• **What is required**: In the entries below, find every line with the string "Tỉnh" and copy it.

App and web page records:

##########

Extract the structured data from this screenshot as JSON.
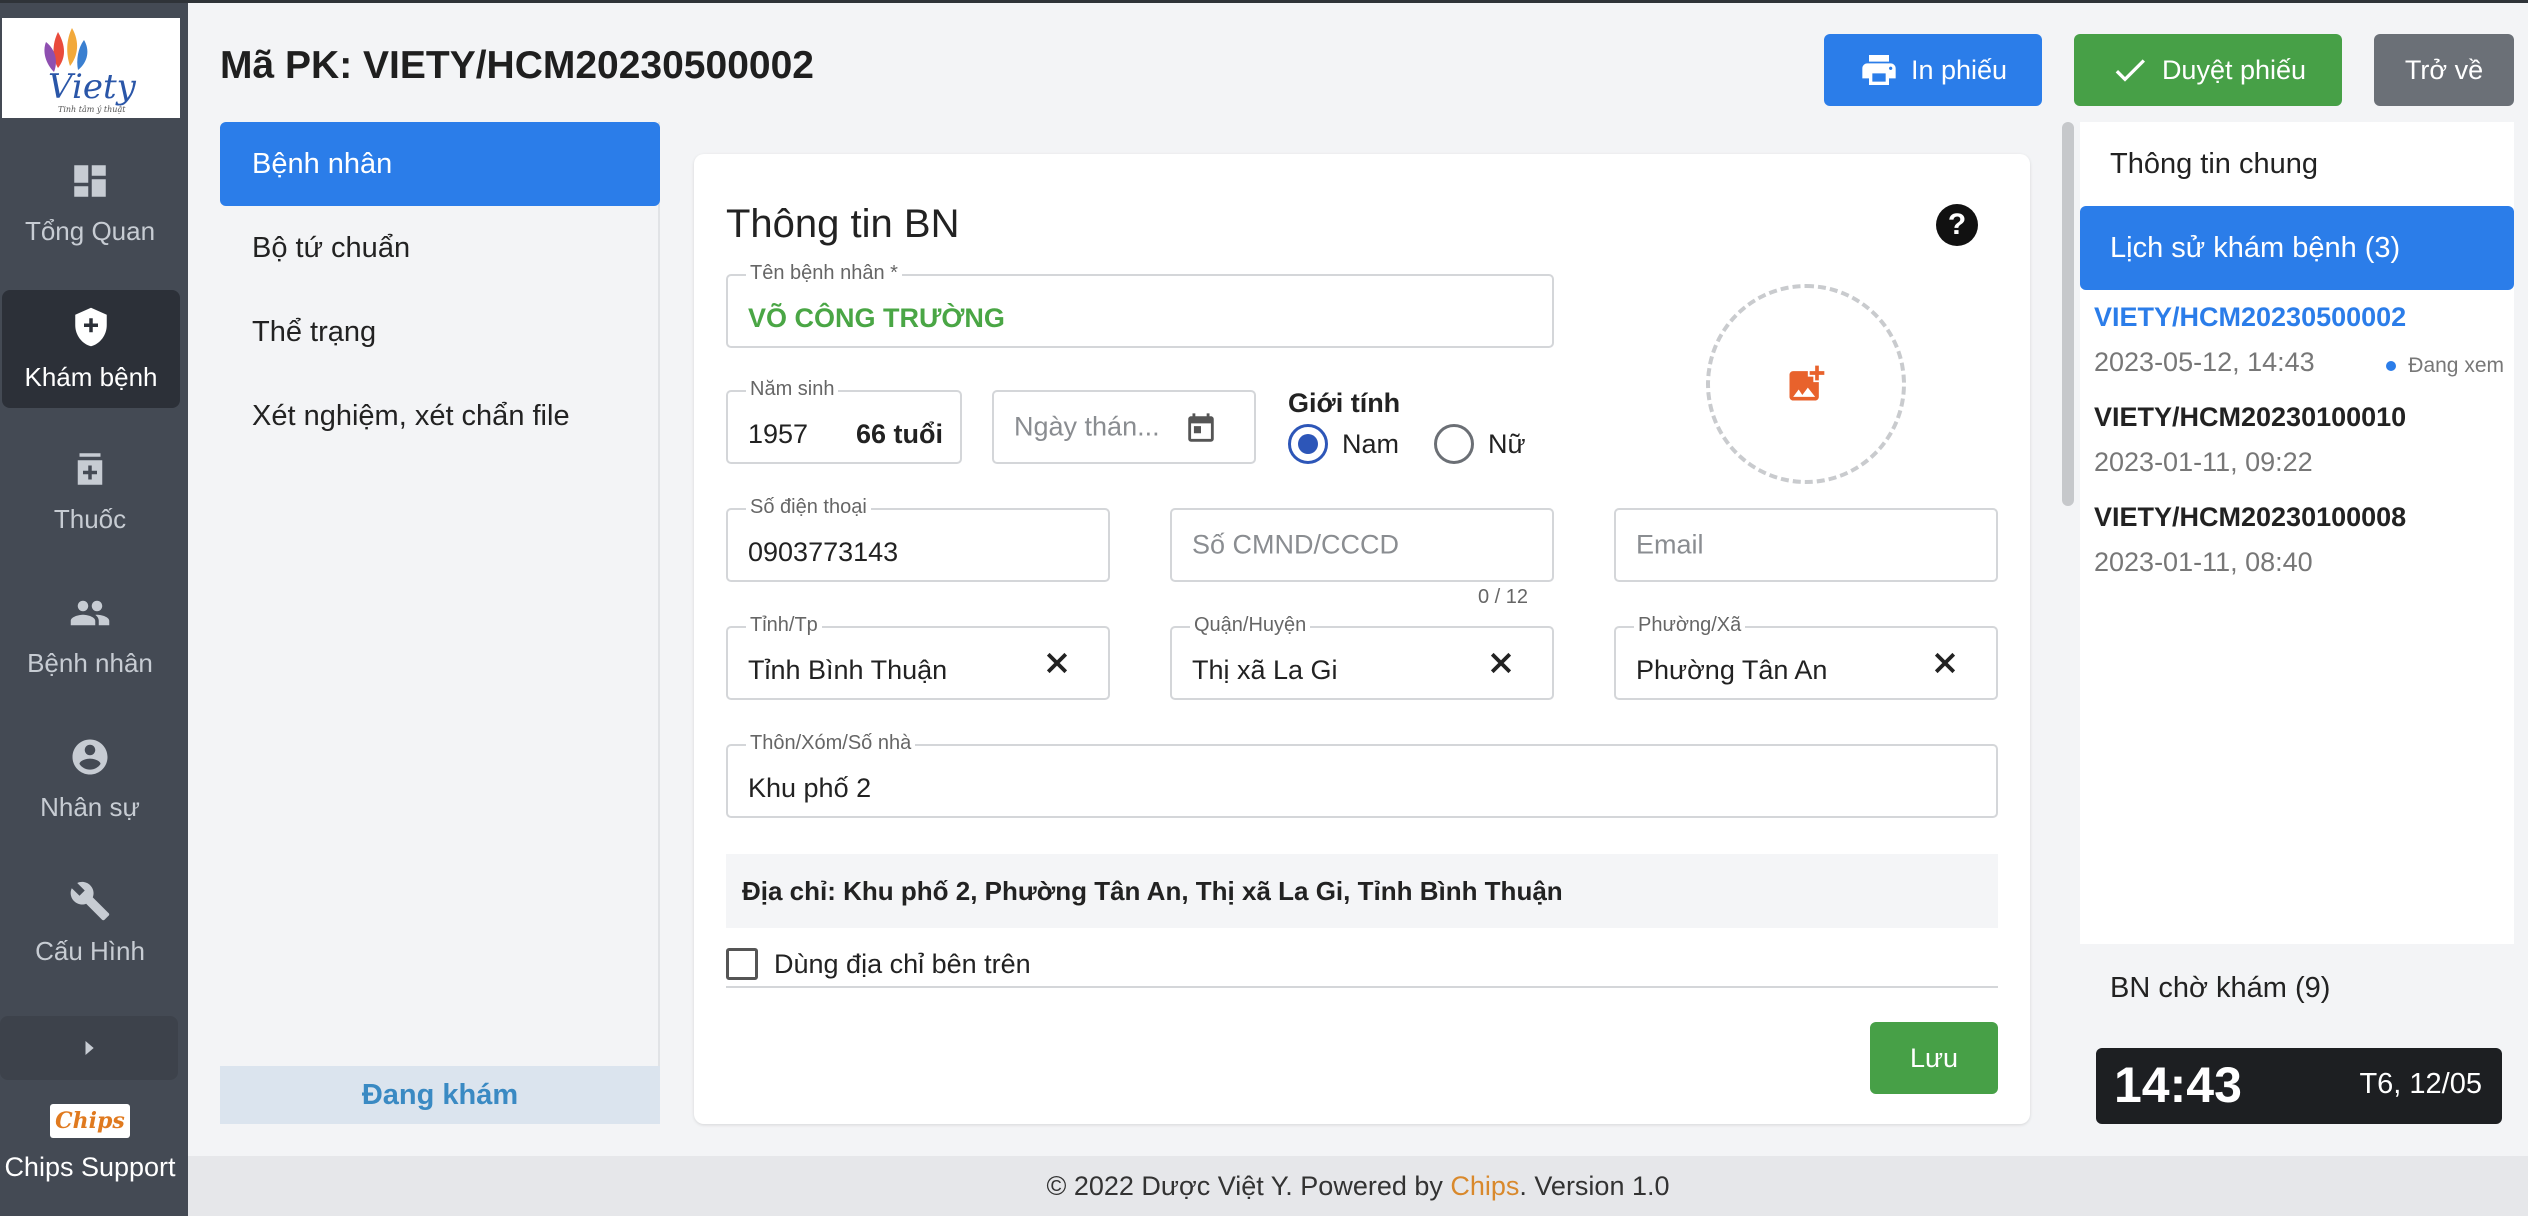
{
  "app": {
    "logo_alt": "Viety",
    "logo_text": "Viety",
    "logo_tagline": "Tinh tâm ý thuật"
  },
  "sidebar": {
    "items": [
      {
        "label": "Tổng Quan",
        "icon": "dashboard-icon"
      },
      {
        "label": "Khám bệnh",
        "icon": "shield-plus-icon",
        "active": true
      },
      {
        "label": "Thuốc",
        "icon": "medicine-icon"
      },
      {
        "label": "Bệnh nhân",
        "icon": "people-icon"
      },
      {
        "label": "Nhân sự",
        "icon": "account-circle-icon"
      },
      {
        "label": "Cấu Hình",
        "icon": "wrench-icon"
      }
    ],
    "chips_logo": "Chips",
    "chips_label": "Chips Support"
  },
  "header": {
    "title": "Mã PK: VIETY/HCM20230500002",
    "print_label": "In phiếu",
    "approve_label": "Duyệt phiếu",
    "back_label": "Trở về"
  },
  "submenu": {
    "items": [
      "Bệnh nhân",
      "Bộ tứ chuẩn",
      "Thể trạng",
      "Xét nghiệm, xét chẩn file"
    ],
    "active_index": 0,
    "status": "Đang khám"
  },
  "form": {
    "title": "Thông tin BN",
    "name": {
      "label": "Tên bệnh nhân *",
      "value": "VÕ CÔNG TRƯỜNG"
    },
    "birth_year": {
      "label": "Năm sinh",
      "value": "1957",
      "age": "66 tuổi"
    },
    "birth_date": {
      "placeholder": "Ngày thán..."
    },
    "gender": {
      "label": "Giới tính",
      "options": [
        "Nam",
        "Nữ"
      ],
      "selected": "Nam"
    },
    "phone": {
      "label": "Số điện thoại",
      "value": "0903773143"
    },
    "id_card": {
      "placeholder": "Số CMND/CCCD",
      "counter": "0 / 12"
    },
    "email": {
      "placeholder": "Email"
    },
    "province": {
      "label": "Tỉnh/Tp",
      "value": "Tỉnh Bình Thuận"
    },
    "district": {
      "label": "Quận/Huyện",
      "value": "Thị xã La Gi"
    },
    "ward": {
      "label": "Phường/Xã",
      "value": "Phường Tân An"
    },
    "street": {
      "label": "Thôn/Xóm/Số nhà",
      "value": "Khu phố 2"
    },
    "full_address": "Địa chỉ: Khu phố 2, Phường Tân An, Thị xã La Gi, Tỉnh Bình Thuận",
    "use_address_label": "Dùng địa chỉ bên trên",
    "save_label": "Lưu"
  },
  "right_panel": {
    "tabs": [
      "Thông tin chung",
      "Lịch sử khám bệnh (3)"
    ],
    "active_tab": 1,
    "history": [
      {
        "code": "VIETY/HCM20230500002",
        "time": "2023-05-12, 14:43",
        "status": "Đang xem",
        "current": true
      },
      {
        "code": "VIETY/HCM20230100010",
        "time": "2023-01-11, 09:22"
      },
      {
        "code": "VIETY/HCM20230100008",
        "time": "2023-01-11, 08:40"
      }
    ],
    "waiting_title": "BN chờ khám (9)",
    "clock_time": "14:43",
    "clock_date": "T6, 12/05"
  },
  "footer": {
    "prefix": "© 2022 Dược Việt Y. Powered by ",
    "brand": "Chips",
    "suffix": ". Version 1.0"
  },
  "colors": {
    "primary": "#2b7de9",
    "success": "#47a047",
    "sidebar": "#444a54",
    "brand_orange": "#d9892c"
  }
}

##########

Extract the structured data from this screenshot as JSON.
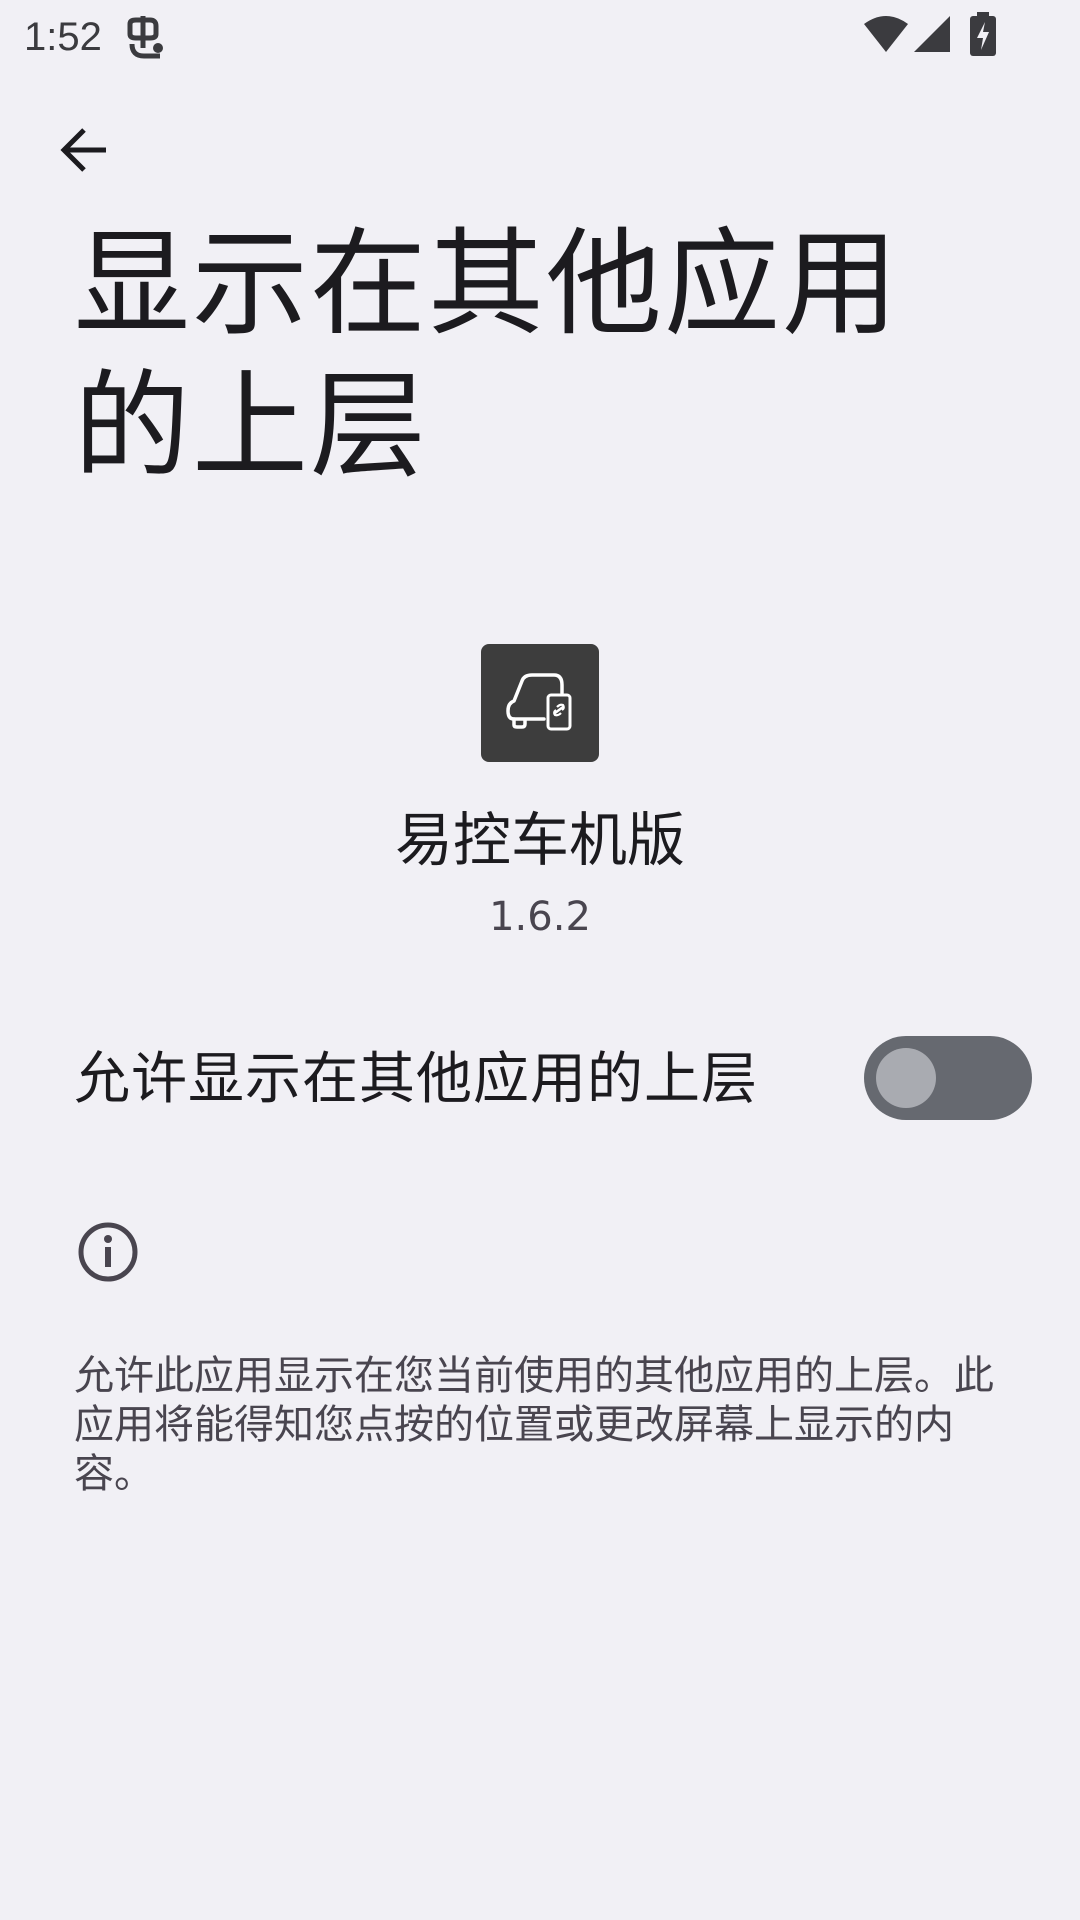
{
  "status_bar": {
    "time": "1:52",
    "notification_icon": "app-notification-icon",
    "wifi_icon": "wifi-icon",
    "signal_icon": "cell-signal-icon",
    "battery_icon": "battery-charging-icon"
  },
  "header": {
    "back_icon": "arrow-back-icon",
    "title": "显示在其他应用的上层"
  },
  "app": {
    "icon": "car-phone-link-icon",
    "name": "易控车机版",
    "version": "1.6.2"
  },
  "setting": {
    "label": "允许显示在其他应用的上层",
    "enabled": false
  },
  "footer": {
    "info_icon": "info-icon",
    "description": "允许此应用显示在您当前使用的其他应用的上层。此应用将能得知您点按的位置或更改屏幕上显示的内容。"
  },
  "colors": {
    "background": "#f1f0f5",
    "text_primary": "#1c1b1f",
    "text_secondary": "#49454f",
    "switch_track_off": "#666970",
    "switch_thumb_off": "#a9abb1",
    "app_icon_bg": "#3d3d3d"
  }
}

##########

• **Solution to this exercise**:
      "label": "Tỉnh/Tp",
      "value": "Tỉnh Bình Thuận"
    "full_address": "Địa chỉ: Khu phố 2, Phường Tân An, Thị xã La Gi, Tỉnh Bình Thuận",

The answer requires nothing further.